A HISTORIC RE-ENACTMENT
Margaret Bonds’s Montomery Variations and Credo on the Same Program with the Hartford Chorale and Hartford Symphony Orchestra
Margaret Bonds’s The Montgomery Variations (1963–64) and setting of W.E.B. Du Bois’s iconic civil-rights Credo (1965–67), both published on a rental basis by Theodore Presser in 2020,have long been considered her orchestral and choral-orchestral masterpieces (although it must be noted that Margaret Bonds’s own authentic orchestral version of the other main contender in the choral/orchestral category, The Ballad of the Brown King has not been heard in modern memory). Both works are passionate and intrepid musical appeals for racial justice directed to a world in which certain sectors, in her day as in ours, considered such appeals controversial. And both are masterpieces — genuine masterpieces that, even though they speak truth to power in ways that no other classical composer of her generation dared, would have been easily published, widely performed, and recorded if their composer had been White and male. Together, they set the tone for the final chapter of Bonds’s career — a chapter that was, for her at least, a new beginning.
So for the career-long racial-justice champion Margaret Bonds, the experience of hearing both of those racial-justice manifestos on the same program must have been a powerful one — indeed, beautiful.
It happened just once in her lifetime.
And it’s now poised to happen again.
In her lifetime, that performance happened in 1967. The same year in which she received a prestigious Alumni Merit Award from Northwestern University, where she had endured intense racism while earning her Bachelor’s and Master’s degrees (1929–34). The same year in which the piano/vocal version of Credo was performed in an all-Bonds program organized by Frederick Wilkerson in Washington, D.C. The same year in which Langston Hughes, her friend, confidant, and artistic collaborator of three decades, died in May.
It was year of triumph and tragedy for Margaret Bonds.
We don’t know much about that amazing 1967 performance, but a typed note stamped “12/18/67” for the Northwestern University Alumni News gives most of the essentials.
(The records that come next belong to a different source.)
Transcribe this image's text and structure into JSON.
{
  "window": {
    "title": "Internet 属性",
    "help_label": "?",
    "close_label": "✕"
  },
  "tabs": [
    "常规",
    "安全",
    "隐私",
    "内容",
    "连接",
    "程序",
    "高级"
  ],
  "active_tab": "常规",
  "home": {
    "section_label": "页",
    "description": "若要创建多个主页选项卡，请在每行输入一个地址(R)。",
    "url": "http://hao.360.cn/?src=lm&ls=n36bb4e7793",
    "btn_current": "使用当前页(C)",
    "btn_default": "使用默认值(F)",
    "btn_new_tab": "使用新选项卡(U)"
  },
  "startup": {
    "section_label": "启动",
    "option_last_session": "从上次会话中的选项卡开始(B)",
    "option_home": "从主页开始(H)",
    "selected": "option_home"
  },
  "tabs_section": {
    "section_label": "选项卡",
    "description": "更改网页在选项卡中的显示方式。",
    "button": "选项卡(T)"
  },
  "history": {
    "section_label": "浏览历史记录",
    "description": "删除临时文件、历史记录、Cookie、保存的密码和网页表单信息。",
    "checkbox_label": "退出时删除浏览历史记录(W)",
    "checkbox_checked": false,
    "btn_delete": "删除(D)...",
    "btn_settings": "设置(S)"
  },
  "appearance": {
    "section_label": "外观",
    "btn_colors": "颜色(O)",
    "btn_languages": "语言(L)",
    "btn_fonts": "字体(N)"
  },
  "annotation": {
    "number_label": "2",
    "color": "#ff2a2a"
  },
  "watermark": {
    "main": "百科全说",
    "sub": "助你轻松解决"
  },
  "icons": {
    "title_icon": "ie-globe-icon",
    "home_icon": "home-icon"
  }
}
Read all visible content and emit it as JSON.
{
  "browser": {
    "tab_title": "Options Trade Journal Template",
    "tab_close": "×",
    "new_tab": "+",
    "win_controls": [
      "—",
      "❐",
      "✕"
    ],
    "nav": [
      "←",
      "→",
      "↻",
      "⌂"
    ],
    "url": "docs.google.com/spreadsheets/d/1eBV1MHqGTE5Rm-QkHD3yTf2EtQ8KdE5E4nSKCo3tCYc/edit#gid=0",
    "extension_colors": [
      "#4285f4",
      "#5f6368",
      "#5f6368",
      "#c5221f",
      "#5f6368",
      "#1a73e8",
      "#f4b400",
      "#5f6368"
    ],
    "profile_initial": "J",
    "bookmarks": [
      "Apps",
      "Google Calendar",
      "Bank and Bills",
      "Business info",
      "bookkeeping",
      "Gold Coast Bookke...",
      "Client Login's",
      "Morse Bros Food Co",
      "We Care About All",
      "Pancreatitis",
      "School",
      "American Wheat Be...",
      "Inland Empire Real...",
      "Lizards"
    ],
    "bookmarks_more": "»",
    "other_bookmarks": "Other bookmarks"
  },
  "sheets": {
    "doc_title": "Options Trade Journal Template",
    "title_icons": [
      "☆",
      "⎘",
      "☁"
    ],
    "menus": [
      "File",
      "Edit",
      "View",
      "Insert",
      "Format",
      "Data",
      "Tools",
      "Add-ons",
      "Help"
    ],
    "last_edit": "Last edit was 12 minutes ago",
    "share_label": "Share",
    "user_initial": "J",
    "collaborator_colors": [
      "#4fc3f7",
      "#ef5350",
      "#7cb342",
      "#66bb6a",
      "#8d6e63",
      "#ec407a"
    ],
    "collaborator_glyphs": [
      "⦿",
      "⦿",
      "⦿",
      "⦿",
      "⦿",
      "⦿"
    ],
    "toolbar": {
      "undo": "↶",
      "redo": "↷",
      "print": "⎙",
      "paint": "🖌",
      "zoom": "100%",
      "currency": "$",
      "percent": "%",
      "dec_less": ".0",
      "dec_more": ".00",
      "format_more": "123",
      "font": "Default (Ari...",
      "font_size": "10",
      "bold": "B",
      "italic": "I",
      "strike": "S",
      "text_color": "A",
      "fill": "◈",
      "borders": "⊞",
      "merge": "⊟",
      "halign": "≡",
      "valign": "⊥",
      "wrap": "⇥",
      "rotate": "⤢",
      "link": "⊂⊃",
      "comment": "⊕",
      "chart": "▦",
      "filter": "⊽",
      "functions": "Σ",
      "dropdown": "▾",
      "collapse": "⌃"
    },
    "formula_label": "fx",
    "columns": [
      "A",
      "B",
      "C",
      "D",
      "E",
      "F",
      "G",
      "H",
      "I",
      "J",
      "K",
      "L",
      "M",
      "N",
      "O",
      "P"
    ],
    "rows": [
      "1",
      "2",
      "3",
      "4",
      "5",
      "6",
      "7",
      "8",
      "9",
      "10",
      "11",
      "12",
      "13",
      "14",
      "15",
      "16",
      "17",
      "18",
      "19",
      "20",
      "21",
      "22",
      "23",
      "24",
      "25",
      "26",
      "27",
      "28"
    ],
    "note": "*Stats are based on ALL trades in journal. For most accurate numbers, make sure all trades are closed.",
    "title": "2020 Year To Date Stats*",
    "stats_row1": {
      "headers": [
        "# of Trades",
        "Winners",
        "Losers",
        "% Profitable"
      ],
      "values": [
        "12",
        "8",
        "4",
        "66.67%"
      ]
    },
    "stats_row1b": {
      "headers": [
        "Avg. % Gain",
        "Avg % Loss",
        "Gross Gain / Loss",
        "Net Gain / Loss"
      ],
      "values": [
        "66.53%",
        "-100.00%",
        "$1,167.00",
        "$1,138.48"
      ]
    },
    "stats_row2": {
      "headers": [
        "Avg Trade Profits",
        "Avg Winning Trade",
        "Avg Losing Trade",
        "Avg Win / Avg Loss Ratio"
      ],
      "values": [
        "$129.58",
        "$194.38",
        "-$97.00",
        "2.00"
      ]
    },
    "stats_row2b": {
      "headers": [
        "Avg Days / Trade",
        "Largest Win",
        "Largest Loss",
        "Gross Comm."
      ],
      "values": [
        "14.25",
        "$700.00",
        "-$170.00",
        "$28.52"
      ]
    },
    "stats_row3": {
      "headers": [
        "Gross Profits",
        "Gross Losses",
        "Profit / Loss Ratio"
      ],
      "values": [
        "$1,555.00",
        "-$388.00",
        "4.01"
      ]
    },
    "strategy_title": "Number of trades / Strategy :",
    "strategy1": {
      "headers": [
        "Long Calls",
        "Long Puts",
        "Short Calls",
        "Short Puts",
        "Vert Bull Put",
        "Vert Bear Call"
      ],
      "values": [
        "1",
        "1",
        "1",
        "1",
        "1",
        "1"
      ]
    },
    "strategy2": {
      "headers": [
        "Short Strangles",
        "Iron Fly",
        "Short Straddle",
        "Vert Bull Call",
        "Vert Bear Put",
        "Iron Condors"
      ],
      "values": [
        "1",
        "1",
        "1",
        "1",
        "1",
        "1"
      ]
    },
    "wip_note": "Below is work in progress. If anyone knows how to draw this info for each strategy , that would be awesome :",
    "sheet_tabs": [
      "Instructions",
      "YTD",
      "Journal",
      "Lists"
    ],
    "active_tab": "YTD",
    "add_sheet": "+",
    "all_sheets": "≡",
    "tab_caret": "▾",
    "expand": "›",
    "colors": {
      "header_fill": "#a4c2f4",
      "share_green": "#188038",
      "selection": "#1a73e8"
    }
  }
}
The performance took place in San Francisco under the baton of legendary choral conductor Albert McNeil (1920–2022), a close friend and collaborator of the composer for much of her career, and the Albert McNeil Singers (now the Albert McNeil Jubilee Singers).
Since then the Credo and The Montgomery Variations have been kept apart — an unfortunate decoupling that deprives both works of some of the aggregate power and eloquence that is their essence, and that is as desperately needed in our own time as it was in Bonds’s own.
Now the Harford Chorale and Hartford Symphony Orchestra, under the direction of Interim Music Director Jack Anthony Pott, are fixing that — and, fittingly enough, combining Margaret Bonds’s two racial-justice manifestos with In Honor of Martin (2005), a powerful five-movement work by David Hurd (b. 1950). Soprano Jolie Rocke will feature as soloist in №2 of the Credo (“Especially Do I Believe in the Negro Race,” which Shirley Graham Du Bois described as “the heart” of Du Bois’s text), and Marques Jerrell Ruff will feature as the baritone soloist in the radiant and expansive movement “I Believe in Liberty for All Men” (№6). It will be the Connecticut professional premiere of all three works. I also had the privilege of reading an advance copy of the program essay by Richard H. Wilson, Jr.- a superb introduction to both works of Bonds.
The Hartford Chorale and Hartford Symphony Orchestra performance of The Montgomery Variations, David Hurd’s In Honor of Martin, and the Bonds/Du Bois Credo will take place at 7:30 p.m. on Friday, February 24, 2023, in the Belding Theater of The Bushnell Center for the Performing Arts in Hartford. Tickets are available here.
 Additionally, the piano-vocal score of Credo was published for purchase by Hildegard Publishing Company in February 2022, and the same firm published a study score of The Montgomery Variations in mid-2022. The study score of the orchestral version of the Credo is to appear later in 2023.